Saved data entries

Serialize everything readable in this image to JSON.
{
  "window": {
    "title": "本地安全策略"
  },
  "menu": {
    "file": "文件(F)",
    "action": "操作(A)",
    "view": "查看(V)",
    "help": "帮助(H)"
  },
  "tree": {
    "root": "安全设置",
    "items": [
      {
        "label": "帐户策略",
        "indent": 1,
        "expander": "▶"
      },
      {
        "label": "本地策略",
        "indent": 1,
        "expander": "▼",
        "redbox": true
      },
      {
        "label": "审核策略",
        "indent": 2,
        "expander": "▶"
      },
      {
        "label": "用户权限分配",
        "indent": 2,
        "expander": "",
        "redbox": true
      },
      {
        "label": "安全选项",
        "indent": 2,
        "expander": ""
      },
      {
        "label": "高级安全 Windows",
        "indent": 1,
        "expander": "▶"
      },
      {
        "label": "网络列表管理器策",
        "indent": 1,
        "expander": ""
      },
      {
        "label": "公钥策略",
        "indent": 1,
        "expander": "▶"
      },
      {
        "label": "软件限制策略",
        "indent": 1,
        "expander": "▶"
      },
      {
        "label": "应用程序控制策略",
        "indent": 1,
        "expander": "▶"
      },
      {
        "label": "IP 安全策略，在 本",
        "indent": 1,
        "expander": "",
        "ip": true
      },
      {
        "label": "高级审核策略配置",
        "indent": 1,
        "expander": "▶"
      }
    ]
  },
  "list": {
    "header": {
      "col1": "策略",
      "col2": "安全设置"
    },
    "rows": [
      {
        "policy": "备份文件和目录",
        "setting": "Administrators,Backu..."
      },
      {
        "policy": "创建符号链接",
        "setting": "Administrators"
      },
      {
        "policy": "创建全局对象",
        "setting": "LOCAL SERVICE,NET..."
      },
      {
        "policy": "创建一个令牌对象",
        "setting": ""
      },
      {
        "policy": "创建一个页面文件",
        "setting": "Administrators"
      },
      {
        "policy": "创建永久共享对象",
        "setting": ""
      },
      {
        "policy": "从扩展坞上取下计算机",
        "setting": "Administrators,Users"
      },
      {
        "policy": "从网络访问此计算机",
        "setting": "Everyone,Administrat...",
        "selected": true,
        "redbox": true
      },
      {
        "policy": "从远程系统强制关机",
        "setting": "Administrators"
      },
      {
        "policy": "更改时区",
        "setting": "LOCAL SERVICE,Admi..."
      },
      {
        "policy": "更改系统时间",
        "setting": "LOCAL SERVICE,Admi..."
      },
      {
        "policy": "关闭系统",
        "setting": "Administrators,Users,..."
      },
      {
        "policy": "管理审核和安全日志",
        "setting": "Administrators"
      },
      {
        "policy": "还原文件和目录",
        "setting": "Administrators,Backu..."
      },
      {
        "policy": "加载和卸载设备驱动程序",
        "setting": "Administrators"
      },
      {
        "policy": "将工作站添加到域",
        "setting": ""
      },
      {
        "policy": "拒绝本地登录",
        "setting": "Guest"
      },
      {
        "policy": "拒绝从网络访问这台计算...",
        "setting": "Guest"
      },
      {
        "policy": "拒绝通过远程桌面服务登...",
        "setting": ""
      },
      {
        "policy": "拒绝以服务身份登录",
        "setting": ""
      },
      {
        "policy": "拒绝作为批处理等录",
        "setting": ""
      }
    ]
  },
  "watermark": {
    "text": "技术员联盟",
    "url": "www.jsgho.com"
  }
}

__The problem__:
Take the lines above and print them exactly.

__Solution for this problem__:
Serialize everything readable in this image to JSON.
{
  "window": {
    "title": "本地安全策略"
  },
  "menu": {
    "file": "文件(F)",
    "action": "操作(A)",
    "view": "查看(V)",
    "help": "帮助(H)"
  },
  "tree": {
    "root": "安全设置",
    "items": [
      {
        "label": "帐户策略",
        "indent": 1,
        "expander": "▶"
      },
      {
        "label": "本地策略",
        "indent": 1,
        "expander": "▼",
        "redbox": true
      },
      {
        "label": "审核策略",
        "indent": 2,
        "expander": "▶"
      },
      {
        "label": "用户权限分配",
        "indent": 2,
        "expander": "",
        "redbox": true
      },
      {
        "label": "安全选项",
        "indent": 2,
        "expander": ""
      },
      {
        "label": "高级安全 Windows",
        "indent": 1,
        "expander": "▶"
      },
      {
        "label": "网络列表管理器策",
        "indent": 1,
        "expander": ""
      },
      {
        "label": "公钥策略",
        "indent": 1,
        "expander": "▶"
      },
      {
        "label": "软件限制策略",
        "indent": 1,
        "expander": "▶"
      },
      {
        "label": "应用程序控制策略",
        "indent": 1,
        "expander": "▶"
      },
      {
        "label": "IP 安全策略，在 本",
        "indent": 1,
        "expander": "",
        "ip": true
      },
      {
        "label": "高级审核策略配置",
        "indent": 1,
        "expander": "▶"
      }
    ]
  },
  "list": {
    "header": {
      "col1": "策略",
      "col2": "安全设置"
    },
    "rows": [
      {
        "policy": "备份文件和目录",
        "setting": "Administrators,Backu..."
      },
      {
        "policy": "创建符号链接",
        "setting": "Administrators"
      },
      {
        "policy": "创建全局对象",
        "setting": "LOCAL SERVICE,NET..."
      },
      {
        "policy": "创建一个令牌对象",
        "setting": ""
      },
      {
        "policy": "创建一个页面文件",
        "setting": "Administrators"
      },
      {
        "policy": "创建永久共享对象",
        "setting": ""
      },
      {
        "policy": "从扩展坞上取下计算机",
        "setting": "Administrators,Users"
      },
      {
        "policy": "从网络访问此计算机",
        "setting": "Everyone,Administrat...",
        "selected": true,
        "redbox": true
      },
      {
        "policy": "从远程系统强制关机",
        "setting": "Administrators"
      },
      {
        "policy": "更改时区",
        "setting": "LOCAL SERVICE,Admi..."
      },
      {
        "policy": "更改系统时间",
        "setting": "LOCAL SERVICE,Admi..."
      },
      {
        "policy": "关闭系统",
        "setting": "Administrators,Users,..."
      },
      {
        "policy": "管理审核和安全日志",
        "setting": "Administrators"
      },
      {
        "policy": "还原文件和目录",
        "setting": "Administrators,Backu..."
      },
      {
        "policy": "加载和卸载设备驱动程序",
        "setting": "Administrators"
      },
      {
        "policy": "将工作站添加到域",
        "setting": ""
      },
      {
        "policy": "拒绝本地登录",
        "setting": "Guest"
      },
      {
        "policy": "拒绝从网络访问这台计算...",
        "setting": "Guest"
      },
      {
        "policy": "拒绝通过远程桌面服务登...",
        "setting": ""
      },
      {
        "policy": "拒绝以服务身份登录",
        "setting": ""
      },
      {
        "policy": "拒绝作为批处理等录",
        "setting": ""
      }
    ]
  },
  "watermark": {
    "text": "技术员联盟",
    "url": "www.jsgho.com"
  }
}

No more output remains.